──────── Data supplied
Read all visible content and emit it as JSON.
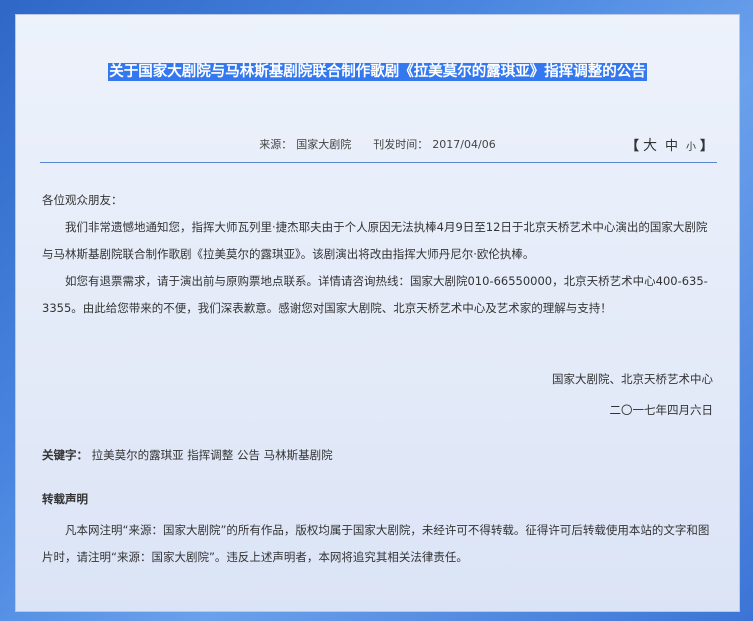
{
  "article": {
    "title": "关于国家大剧院与马林斯基剧院联合制作歌剧《拉美莫尔的露琪亚》指挥调整的公告",
    "meta": {
      "source_label": "来源：",
      "source": "国家大剧院",
      "date_label": "刊发时间：",
      "date": "2017/04/06"
    },
    "font_size": {
      "open_bracket": "【",
      "large": "大",
      "medium": "中",
      "small": "小",
      "close_bracket": "】"
    },
    "greeting": "各位观众朋友：",
    "paragraphs": [
      "我们非常遗憾地通知您，指挥大师瓦列里·捷杰耶夫由于个人原因无法执棒4月9日至12日于北京天桥艺术中心演出的国家大剧院与马林斯基剧院联合制作歌剧《拉美莫尔的露琪亚》。该剧演出将改由指挥大师丹尼尔·欧伦执棒。",
      "如您有退票需求，请于演出前与原购票地点联系。详情请咨询热线：国家大剧院010-66550000，北京天桥艺术中心400-635-3355。由此给您带来的不便，我们深表歉意。感谢您对国家大剧院、北京天桥艺术中心及艺术家的理解与支持！"
    ],
    "signature": "国家大剧院、北京天桥艺术中心",
    "sign_date": "二〇一七年四月六日",
    "keywords_label": "关键字：",
    "keywords": "拉美莫尔的露琪亚 指挥调整 公告 马林斯基剧院"
  },
  "repost": {
    "title": "转载声明",
    "text": "凡本网注明“来源：国家大剧院”的所有作品，版权均属于国家大剧院，未经许可不得转载。征得许可后转载使用本站的文字和图片时，请注明“来源：国家大剧院”。违反上述声明者，本网将追究其相关法律责任。"
  },
  "colors": {
    "title_highlight": "#3478f0",
    "divider": "#5b86cf",
    "background": "#3c74d6"
  }
}
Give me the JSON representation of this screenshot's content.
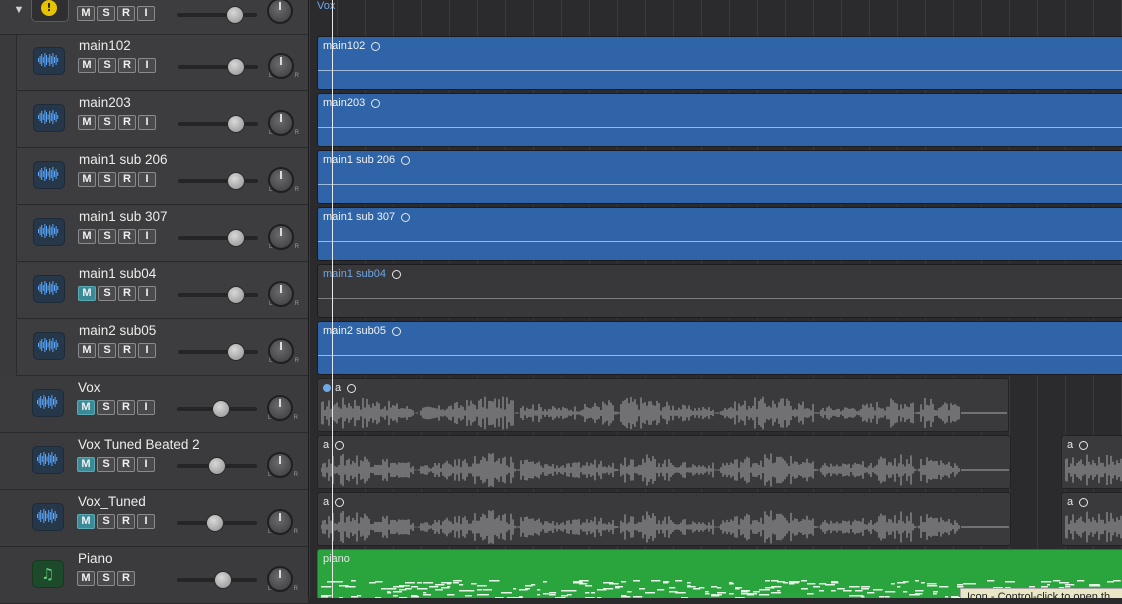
{
  "group": {
    "buttons": [
      "M",
      "S",
      "R",
      "I"
    ],
    "volume": 0.72
  },
  "tracks": [
    {
      "name": "main102",
      "buttons": [
        "M",
        "S",
        "R",
        "I"
      ],
      "mute_on": false,
      "volume": 0.72
    },
    {
      "name": "main203",
      "buttons": [
        "M",
        "S",
        "R",
        "I"
      ],
      "mute_on": false,
      "volume": 0.72
    },
    {
      "name": "main1 sub 206",
      "buttons": [
        "M",
        "S",
        "R",
        "I"
      ],
      "mute_on": false,
      "volume": 0.72
    },
    {
      "name": "main1 sub 307",
      "buttons": [
        "M",
        "S",
        "R",
        "I"
      ],
      "mute_on": false,
      "volume": 0.72
    },
    {
      "name": "main1 sub04",
      "buttons": [
        "M",
        "S",
        "R",
        "I"
      ],
      "mute_on": true,
      "volume": 0.72
    },
    {
      "name": "main2 sub05",
      "buttons": [
        "M",
        "S",
        "R",
        "I"
      ],
      "mute_on": false,
      "volume": 0.72
    },
    {
      "name": "Vox",
      "buttons": [
        "M",
        "S",
        "R",
        "I"
      ],
      "mute_on": true,
      "volume": 0.55
    },
    {
      "name": "Vox Tuned Beated 2",
      "buttons": [
        "M",
        "S",
        "R",
        "I"
      ],
      "mute_on": true,
      "volume": 0.5
    },
    {
      "name": "Vox_Tuned",
      "buttons": [
        "M",
        "S",
        "R",
        "I"
      ],
      "mute_on": true,
      "volume": 0.47
    },
    {
      "name": "Piano",
      "buttons": [
        "M",
        "S",
        "R"
      ],
      "mute_on": false,
      "volume": 0.57
    }
  ],
  "pan_labels": {
    "left": "L",
    "right": "R"
  },
  "arrange": {
    "folder_label": "Vox",
    "regions": {
      "main102": "main102",
      "main203": "main203",
      "main1_sub_206": "main1 sub 206",
      "main1_sub_307": "main1 sub 307",
      "main1_sub04": "main1 sub04",
      "main2_sub05": "main2 sub05",
      "vox": "a",
      "vox_tuned_beated": "a",
      "vox_tuned_beated_b": "a",
      "vox_tuned": "a",
      "vox_tuned_b": "a",
      "piano": "piano"
    }
  },
  "tooltip": "Icon - Control-click to open th"
}
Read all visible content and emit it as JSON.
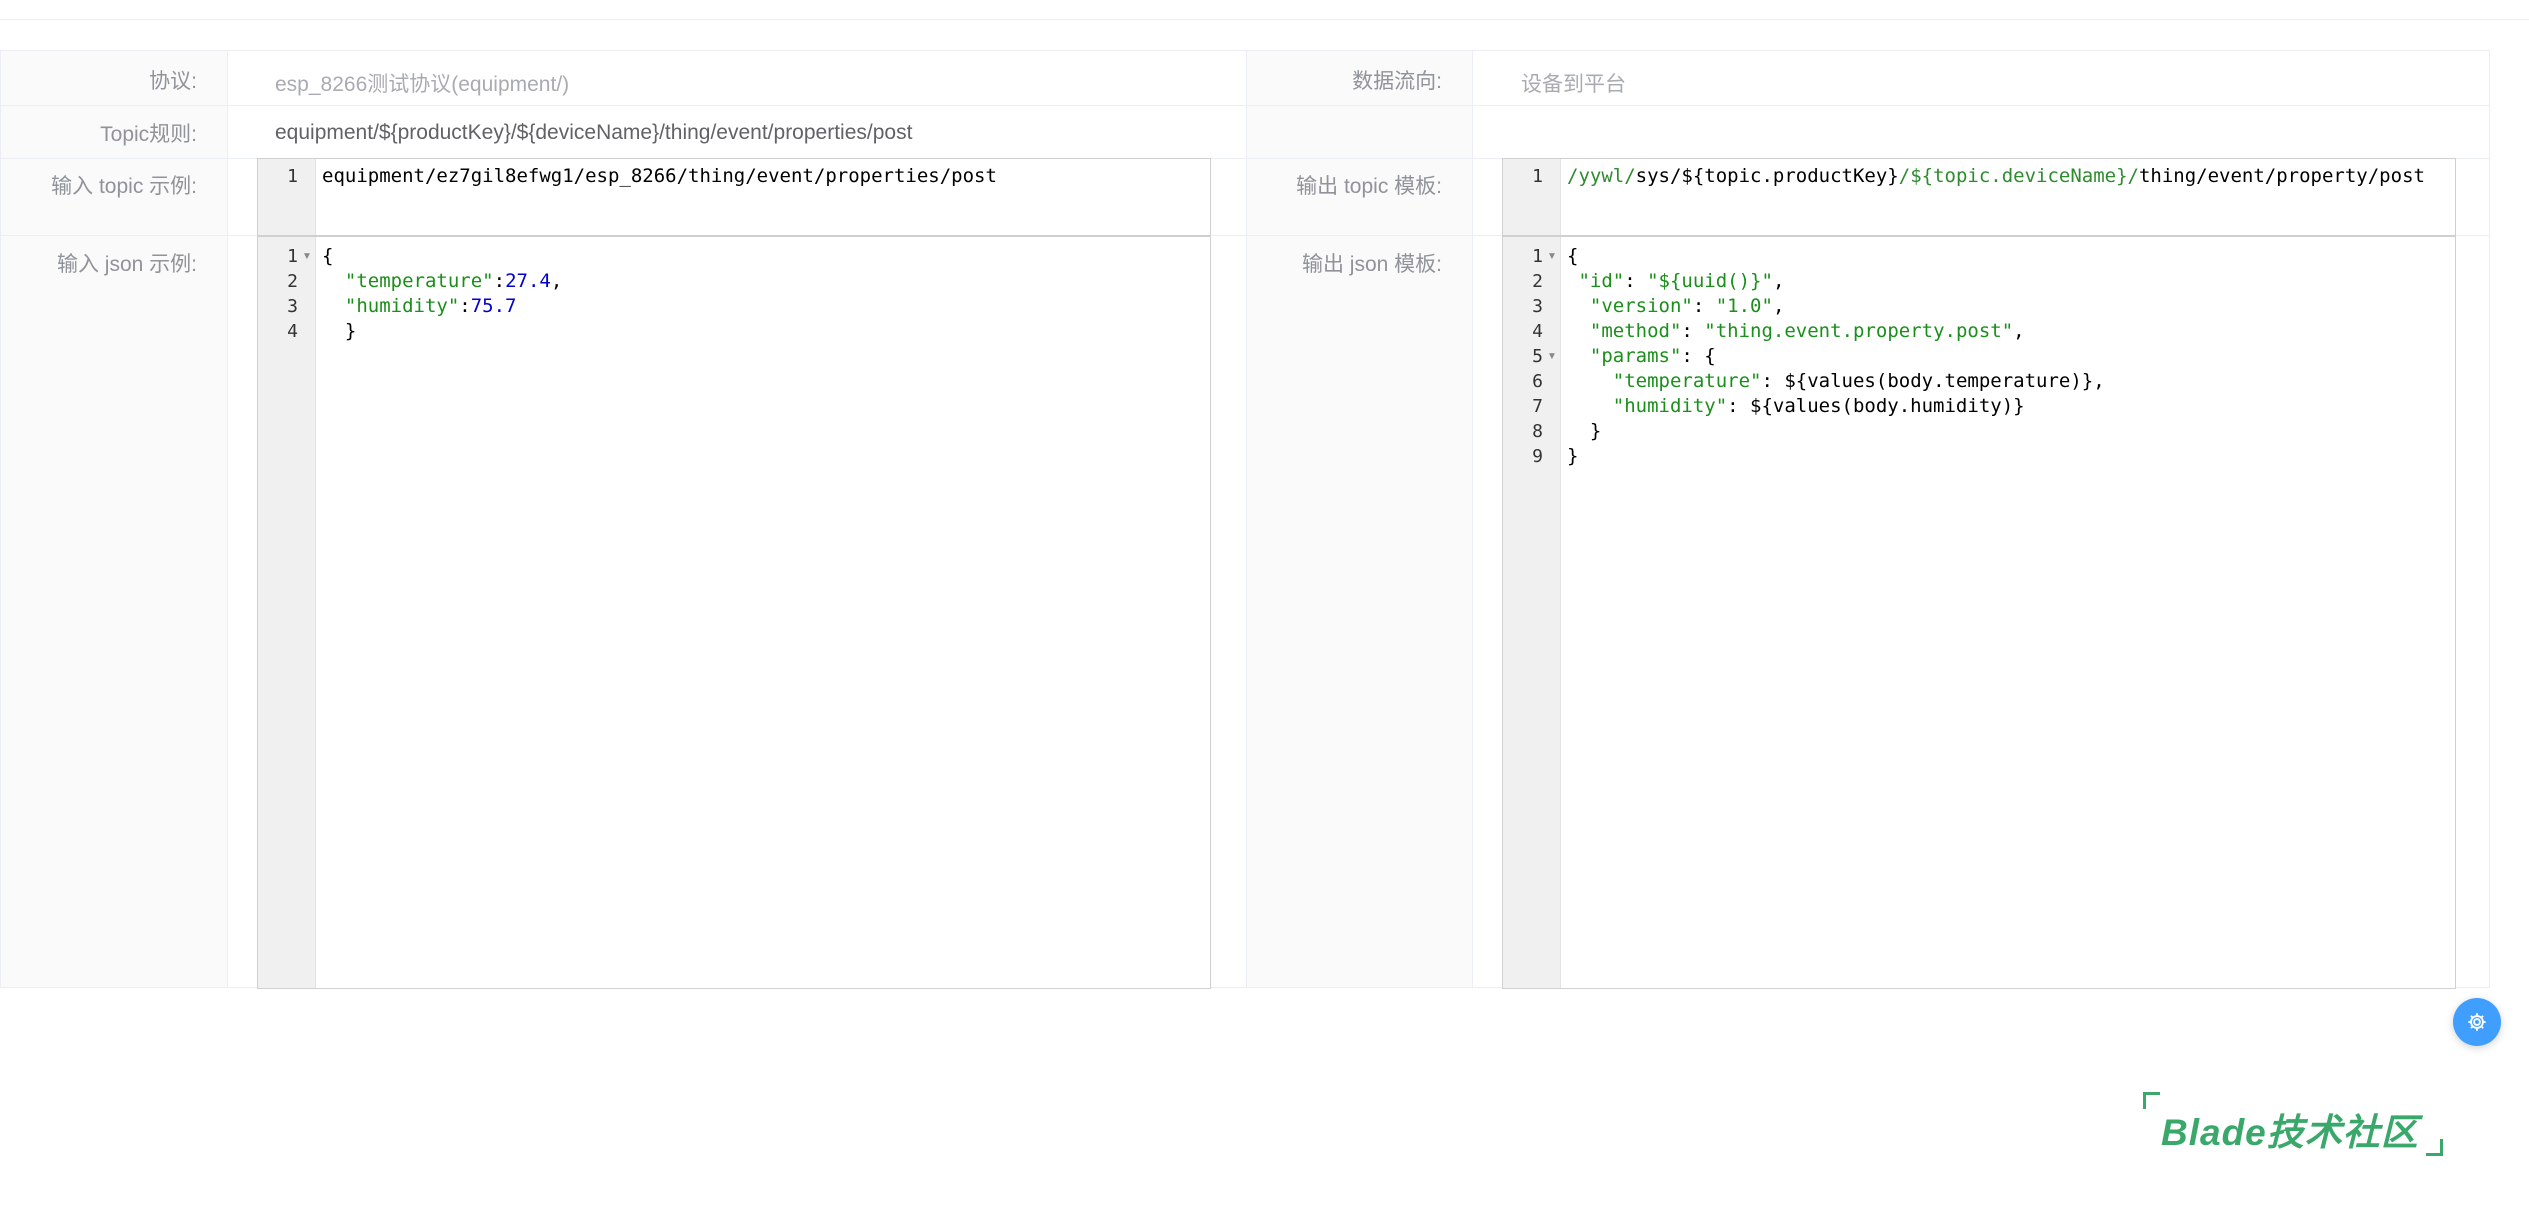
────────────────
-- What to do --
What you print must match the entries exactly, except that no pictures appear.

-- Answer space --
Read all visible content and emit it as JSON.
{
  "article": {
    "title": "关于国家大剧院与马林斯基剧院联合制作歌剧《拉美莫尔的露琪亚》指挥调整的公告",
    "meta": {
      "source_label": "来源：",
      "source": "国家大剧院",
      "date_label": "刊发时间：",
      "date": "2017/04/06"
    },
    "font_size": {
      "open_bracket": "【",
      "large": "大",
      "medium": "中",
      "small": "小",
      "close_bracket": "】"
    },
    "greeting": "各位观众朋友：",
    "paragraphs": [
      "我们非常遗憾地通知您，指挥大师瓦列里·捷杰耶夫由于个人原因无法执棒4月9日至12日于北京天桥艺术中心演出的国家大剧院与马林斯基剧院联合制作歌剧《拉美莫尔的露琪亚》。该剧演出将改由指挥大师丹尼尔·欧伦执棒。",
      "如您有退票需求，请于演出前与原购票地点联系。详情请咨询热线：国家大剧院010-66550000，北京天桥艺术中心400-635-3355。由此给您带来的不便，我们深表歉意。感谢您对国家大剧院、北京天桥艺术中心及艺术家的理解与支持！"
    ],
    "signature": "国家大剧院、北京天桥艺术中心",
    "sign_date": "二〇一七年四月六日",
    "keywords_label": "关键字：",
    "keywords": "拉美莫尔的露琪亚 指挥调整 公告 马林斯基剧院"
  },
  "repost": {
    "title": "转载声明",
    "text": "凡本网注明“来源：国家大剧院”的所有作品，版权均属于国家大剧院，未经许可不得转载。征得许可后转载使用本站的文字和图片时，请注明“来源：国家大剧院”。违反上述声明者，本网将追究其相关法律责任。"
  },
  "colors": {
    "title_highlight": "#3478f0",
    "divider": "#5b86cf",
    "background": "#3c74d6"
  }
}
Give me the JSON representation of this screenshot's content.
{
  "group": {
    "buttons": [
      "M",
      "S",
      "R",
      "I"
    ],
    "volume": 0.72
  },
  "tracks": [
    {
      "name": "main102",
      "buttons": [
        "M",
        "S",
        "R",
        "I"
      ],
      "mute_on": false,
      "volume": 0.72
    },
    {
      "name": "main203",
      "buttons": [
        "M",
        "S",
        "R",
        "I"
      ],
      "mute_on": false,
      "volume": 0.72
    },
    {
      "name": "main1 sub 206",
      "buttons": [
        "M",
        "S",
        "R",
        "I"
      ],
      "mute_on": false,
      "volume": 0.72
    },
    {
      "name": "main1 sub 307",
      "buttons": [
        "M",
        "S",
        "R",
        "I"
      ],
      "mute_on": false,
      "volume": 0.72
    },
    {
      "name": "main1 sub04",
      "buttons": [
        "M",
        "S",
        "R",
        "I"
      ],
      "mute_on": true,
      "volume": 0.72
    },
    {
      "name": "main2 sub05",
      "buttons": [
        "M",
        "S",
        "R",
        "I"
      ],
      "mute_on": false,
      "volume": 0.72
    },
    {
      "name": "Vox",
      "buttons": [
        "M",
        "S",
        "R",
        "I"
      ],
      "mute_on": true,
      "volume": 0.55
    },
    {
      "name": "Vox Tuned Beated 2",
      "buttons": [
        "M",
        "S",
        "R",
        "I"
      ],
      "mute_on": true,
      "volume": 0.5
    },
    {
      "name": "Vox_Tuned",
      "buttons": [
        "M",
        "S",
        "R",
        "I"
      ],
      "mute_on": true,
      "volume": 0.47
    },
    {
      "name": "Piano",
      "buttons": [
        "M",
        "S",
        "R"
      ],
      "mute_on": false,
      "volume": 0.57
    }
  ],
  "pan_labels": {
    "left": "L",
    "right": "R"
  },
  "arrange": {
    "folder_label": "Vox",
    "regions": {
      "main102": "main102",
      "main203": "main203",
      "main1_sub_206": "main1 sub 206",
      "main1_sub_307": "main1 sub 307",
      "main1_sub04": "main1 sub04",
      "main2_sub05": "main2 sub05",
      "vox": "a",
      "vox_tuned_beated": "a",
      "vox_tuned_beated_b": "a",
      "vox_tuned": "a",
      "vox_tuned_b": "a",
      "piano": "piano"
    }
  },
  "tooltip": "Icon - Control-click to open th"
}
Read all visible content and emit it as JSON.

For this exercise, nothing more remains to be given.